Consultation is one of those words that make you reach for the air freshener. Governments tend to use it when they’ve decided on a policy but want a bit of added democracy to make it look better. Thus, and most recently, the plan to blanket Scotland in wind farms: “Subject to public consultation, we will set an ambition for between eight and 12 gigawatts of installed onshore wind by 2030,” says a Scottish government spokesman. “We will ensure that the planning system enables the growth of this zero-carbon sector while continuing to protect our natural heritage.” Every word of that is open to question. If consultation means anything, then rural communities, already hemmed in by wind farms, are bound to object. Will their voice be heard? How can an “ambition” for 4,000 new turbines be realised in the next nine years, when local authorities have the first word on planning consent, and each scheme needs detailed appraisal?

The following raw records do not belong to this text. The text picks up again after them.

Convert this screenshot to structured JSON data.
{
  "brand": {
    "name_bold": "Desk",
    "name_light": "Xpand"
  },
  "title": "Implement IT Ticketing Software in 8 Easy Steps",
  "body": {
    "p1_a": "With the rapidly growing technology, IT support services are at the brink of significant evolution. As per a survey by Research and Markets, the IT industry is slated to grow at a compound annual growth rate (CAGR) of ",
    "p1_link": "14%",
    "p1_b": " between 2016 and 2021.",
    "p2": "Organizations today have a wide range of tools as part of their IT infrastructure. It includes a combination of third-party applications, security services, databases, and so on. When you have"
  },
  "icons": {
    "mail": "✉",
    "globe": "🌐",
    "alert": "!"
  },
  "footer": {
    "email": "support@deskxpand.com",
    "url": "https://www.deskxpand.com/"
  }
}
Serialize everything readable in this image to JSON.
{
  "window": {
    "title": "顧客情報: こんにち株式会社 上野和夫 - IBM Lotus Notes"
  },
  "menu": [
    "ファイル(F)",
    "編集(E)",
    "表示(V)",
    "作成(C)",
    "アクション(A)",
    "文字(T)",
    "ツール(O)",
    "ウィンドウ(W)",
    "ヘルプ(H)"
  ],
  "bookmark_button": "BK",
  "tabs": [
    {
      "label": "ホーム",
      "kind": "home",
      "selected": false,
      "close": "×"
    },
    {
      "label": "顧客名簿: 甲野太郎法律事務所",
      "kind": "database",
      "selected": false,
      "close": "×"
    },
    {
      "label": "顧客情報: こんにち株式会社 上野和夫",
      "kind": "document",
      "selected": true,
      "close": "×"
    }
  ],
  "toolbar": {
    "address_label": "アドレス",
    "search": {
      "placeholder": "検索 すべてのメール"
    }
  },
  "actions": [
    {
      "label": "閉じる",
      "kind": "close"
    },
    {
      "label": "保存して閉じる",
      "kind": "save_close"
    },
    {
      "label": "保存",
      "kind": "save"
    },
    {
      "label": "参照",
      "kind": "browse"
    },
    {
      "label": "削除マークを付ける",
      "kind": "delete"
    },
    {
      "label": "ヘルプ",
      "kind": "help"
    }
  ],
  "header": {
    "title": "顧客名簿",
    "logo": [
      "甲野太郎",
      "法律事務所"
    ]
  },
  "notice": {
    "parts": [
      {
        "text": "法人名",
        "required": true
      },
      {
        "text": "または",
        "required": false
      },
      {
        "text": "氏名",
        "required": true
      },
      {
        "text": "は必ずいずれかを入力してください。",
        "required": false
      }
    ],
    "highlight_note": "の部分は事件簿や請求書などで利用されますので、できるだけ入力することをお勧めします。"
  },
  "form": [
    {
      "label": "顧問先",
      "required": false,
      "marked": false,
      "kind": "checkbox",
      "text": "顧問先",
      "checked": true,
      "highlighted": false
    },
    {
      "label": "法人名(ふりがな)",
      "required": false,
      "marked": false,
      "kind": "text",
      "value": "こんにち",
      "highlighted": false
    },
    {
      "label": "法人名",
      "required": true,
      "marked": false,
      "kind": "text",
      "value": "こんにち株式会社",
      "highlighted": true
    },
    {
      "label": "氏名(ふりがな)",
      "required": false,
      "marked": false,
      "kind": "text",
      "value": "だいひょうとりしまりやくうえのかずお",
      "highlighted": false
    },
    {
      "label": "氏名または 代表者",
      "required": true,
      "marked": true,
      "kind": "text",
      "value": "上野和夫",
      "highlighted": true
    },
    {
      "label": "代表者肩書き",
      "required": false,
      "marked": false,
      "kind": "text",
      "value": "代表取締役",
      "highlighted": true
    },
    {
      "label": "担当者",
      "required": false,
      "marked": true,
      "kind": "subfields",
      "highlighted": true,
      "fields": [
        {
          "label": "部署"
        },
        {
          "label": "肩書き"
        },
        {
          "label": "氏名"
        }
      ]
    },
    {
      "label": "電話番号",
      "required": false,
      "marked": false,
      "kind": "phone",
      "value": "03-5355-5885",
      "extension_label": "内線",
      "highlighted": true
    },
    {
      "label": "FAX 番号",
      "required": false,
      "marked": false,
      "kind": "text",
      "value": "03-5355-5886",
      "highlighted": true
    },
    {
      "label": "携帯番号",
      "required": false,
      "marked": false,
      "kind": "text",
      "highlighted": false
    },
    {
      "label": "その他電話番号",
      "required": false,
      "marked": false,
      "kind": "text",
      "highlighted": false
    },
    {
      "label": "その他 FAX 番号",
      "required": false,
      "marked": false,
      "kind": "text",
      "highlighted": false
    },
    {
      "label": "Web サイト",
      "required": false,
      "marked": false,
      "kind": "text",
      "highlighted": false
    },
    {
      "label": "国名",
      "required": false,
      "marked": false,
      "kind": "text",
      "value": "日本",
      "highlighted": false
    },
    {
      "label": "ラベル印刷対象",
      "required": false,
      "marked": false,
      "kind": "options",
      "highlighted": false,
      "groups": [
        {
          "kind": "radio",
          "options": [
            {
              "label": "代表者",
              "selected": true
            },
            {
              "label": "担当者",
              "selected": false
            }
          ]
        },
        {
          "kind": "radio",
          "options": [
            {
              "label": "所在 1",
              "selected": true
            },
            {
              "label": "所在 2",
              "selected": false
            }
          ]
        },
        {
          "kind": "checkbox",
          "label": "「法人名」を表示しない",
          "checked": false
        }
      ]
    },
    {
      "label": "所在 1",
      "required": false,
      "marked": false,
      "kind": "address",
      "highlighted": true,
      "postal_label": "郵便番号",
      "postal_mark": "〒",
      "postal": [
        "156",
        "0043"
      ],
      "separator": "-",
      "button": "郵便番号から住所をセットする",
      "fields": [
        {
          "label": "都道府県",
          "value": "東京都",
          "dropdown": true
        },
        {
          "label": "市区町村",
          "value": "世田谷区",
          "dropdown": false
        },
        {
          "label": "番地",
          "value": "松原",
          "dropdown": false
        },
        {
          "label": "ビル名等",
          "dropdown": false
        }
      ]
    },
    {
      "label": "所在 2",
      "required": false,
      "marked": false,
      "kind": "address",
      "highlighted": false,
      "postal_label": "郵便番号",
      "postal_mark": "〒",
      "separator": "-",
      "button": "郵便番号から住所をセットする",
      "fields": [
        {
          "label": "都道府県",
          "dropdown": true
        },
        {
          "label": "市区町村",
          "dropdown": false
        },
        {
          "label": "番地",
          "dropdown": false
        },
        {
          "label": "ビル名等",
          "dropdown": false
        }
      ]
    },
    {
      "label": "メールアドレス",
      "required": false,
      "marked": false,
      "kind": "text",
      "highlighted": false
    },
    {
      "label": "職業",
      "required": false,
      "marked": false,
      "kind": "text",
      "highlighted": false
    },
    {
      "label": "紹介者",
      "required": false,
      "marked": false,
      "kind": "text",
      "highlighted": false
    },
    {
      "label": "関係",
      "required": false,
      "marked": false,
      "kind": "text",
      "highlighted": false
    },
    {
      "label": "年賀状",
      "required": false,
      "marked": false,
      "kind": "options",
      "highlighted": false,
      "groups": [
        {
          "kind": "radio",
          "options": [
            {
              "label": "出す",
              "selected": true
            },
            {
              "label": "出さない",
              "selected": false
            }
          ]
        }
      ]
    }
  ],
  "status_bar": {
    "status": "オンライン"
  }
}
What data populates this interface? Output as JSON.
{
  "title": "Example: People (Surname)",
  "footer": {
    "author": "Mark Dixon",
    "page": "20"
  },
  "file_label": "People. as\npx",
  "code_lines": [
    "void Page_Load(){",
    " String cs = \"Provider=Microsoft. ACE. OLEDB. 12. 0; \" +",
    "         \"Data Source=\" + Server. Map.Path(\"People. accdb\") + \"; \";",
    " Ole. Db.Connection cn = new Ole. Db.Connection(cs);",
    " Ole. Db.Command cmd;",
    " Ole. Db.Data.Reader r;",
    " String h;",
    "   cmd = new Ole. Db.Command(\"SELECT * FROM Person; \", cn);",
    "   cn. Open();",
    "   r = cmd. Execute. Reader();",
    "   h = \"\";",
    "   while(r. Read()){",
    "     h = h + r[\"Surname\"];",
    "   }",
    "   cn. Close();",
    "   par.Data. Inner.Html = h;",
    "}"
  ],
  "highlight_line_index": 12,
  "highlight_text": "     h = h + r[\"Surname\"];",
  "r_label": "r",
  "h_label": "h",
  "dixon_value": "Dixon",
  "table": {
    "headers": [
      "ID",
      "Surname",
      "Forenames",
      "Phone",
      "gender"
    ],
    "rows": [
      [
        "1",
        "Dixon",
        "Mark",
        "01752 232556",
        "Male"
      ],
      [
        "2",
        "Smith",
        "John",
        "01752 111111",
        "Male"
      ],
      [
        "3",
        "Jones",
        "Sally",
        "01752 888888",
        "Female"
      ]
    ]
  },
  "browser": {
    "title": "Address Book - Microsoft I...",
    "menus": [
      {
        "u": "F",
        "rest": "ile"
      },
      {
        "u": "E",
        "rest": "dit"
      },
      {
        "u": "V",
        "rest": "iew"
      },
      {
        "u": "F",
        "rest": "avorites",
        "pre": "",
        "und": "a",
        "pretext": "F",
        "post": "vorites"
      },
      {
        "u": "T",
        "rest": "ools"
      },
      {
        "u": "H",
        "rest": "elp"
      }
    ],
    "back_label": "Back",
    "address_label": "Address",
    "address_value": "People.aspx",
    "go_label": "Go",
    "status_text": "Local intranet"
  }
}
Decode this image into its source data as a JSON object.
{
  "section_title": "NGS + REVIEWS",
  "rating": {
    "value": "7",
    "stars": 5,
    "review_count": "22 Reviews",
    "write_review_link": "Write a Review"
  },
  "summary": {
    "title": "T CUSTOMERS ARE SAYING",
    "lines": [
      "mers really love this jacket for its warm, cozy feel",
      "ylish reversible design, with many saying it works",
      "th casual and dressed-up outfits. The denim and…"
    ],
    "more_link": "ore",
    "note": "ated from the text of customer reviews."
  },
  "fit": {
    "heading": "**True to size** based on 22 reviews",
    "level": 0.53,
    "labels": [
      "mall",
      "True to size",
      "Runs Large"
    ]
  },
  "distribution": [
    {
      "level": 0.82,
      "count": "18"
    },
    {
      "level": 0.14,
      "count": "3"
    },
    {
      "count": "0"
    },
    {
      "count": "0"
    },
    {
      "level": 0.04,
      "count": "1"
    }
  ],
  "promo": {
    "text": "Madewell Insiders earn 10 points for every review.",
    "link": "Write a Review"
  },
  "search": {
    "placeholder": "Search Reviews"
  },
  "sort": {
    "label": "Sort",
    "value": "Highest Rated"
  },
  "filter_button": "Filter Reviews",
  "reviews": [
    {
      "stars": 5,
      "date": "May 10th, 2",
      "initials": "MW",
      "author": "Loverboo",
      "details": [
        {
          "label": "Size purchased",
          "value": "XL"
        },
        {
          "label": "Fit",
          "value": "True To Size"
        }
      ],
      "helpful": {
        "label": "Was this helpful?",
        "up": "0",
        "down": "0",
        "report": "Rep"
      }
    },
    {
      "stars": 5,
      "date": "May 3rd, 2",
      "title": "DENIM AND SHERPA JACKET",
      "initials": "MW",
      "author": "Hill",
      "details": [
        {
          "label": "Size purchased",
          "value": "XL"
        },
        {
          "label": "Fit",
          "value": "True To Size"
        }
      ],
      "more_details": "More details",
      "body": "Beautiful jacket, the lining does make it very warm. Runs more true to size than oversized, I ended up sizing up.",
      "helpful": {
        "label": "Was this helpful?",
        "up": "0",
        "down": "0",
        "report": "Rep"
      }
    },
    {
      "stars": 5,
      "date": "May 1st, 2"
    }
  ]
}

Who decides whether natural heritage is “protected” by a string of turbines straddling an unspoilt hill?
Times 6th Sept 2021 read more »